1) Skyline Chili: 24.33/30 Skyline was opened in 1949 by a Greek immigrant who used his time working at the original Empress Chili to perfect his own recipe. With locations in Ohio, Indiana, Kentucky, and Florida, Skyline is the most recognizable Cincinnati chili brand and the official chili of the Cincinnati Reds. If you have the chance, visit the Skyline in the Gaslight District of Clifton, near the University of Cincinnati. It’s the oldest Skyline that’s still in its original building so it has a throwback feel, inside and out. It is not uncommon for someone who grew up eating Skyline to have never had Gold Star, or vice versa. It is the perpetual debate among Cincinnatians. Their coney is the gold standard, a uniquely flavored chili, a bigger-than-most dog, cooked on a flat top and a mound of delicious cheese. Their chili is very watery, so their 3-way isn’t my favorite, but I’m generally a coney guy anyway. The restaurant was clean, especially given how busy it was, and the service was friendly. It was a real treat.
There you have it, our semi-scientific but absolutely infallible ranking of the most notable chili parlors in Cincinnati. You really can’t go wrong with any of these if you’re looking to get a taste of the city. You don’t have to love it, but you definitely have to try it.

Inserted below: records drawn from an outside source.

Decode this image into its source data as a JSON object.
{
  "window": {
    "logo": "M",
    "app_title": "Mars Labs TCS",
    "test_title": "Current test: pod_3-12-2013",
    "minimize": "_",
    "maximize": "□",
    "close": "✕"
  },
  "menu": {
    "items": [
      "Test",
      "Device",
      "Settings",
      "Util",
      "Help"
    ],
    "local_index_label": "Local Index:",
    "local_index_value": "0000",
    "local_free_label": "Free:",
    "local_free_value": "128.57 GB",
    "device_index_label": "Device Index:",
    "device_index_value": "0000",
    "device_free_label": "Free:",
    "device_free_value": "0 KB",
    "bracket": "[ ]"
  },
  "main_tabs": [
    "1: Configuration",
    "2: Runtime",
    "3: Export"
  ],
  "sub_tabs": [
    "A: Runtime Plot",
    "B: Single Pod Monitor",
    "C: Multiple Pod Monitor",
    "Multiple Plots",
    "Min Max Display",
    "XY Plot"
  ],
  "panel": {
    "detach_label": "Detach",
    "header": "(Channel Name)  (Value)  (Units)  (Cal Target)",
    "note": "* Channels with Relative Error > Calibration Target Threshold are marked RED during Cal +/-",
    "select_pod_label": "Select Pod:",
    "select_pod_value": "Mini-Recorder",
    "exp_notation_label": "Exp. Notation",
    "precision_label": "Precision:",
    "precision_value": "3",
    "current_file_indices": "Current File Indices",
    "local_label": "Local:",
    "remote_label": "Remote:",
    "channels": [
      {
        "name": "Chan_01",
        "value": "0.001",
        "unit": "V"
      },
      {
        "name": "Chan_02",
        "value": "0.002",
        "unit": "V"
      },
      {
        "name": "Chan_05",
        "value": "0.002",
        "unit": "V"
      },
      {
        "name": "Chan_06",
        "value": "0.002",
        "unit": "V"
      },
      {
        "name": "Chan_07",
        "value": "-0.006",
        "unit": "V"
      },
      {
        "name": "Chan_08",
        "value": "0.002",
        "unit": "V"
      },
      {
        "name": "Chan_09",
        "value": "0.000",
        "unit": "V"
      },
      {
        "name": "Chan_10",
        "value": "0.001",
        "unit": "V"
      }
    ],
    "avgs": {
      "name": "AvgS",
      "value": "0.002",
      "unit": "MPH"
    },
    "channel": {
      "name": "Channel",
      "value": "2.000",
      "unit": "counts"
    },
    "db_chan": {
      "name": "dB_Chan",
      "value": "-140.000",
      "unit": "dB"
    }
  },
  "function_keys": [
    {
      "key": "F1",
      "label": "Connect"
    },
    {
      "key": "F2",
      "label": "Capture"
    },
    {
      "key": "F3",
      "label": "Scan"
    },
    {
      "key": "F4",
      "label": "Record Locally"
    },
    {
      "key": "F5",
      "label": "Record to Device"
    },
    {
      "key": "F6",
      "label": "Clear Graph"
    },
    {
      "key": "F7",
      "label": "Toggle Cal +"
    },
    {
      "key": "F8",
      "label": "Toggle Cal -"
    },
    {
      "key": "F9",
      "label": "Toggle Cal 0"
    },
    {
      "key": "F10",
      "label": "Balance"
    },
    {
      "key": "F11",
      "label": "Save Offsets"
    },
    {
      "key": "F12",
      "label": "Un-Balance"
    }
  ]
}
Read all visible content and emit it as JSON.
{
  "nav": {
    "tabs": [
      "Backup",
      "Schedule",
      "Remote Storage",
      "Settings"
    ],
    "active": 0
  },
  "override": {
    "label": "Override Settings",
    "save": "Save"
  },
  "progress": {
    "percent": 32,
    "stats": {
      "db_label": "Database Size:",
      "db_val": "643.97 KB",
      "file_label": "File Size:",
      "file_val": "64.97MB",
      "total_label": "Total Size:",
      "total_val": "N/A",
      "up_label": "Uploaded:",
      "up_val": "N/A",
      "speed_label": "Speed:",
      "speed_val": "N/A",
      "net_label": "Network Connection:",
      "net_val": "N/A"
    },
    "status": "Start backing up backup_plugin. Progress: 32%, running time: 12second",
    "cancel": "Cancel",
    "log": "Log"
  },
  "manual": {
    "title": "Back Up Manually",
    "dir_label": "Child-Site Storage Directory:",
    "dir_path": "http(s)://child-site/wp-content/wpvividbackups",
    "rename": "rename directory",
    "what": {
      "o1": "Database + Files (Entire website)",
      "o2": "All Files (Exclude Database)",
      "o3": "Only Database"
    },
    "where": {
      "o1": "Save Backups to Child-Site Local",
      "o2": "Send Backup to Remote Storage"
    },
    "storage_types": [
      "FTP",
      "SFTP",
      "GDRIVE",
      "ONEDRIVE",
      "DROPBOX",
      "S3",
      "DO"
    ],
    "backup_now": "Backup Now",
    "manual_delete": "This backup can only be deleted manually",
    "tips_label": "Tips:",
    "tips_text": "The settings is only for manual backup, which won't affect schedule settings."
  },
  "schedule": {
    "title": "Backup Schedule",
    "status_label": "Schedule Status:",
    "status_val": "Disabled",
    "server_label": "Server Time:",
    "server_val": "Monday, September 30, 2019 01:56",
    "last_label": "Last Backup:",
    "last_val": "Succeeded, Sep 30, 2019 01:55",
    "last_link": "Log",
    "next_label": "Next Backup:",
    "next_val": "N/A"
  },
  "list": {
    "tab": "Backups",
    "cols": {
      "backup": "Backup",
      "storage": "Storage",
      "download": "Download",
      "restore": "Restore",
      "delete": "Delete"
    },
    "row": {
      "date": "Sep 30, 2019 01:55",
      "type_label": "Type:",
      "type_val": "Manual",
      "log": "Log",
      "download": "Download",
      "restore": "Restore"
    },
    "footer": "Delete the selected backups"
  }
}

What’s your favorite Cincinnati chili parlor? Leave a comment below.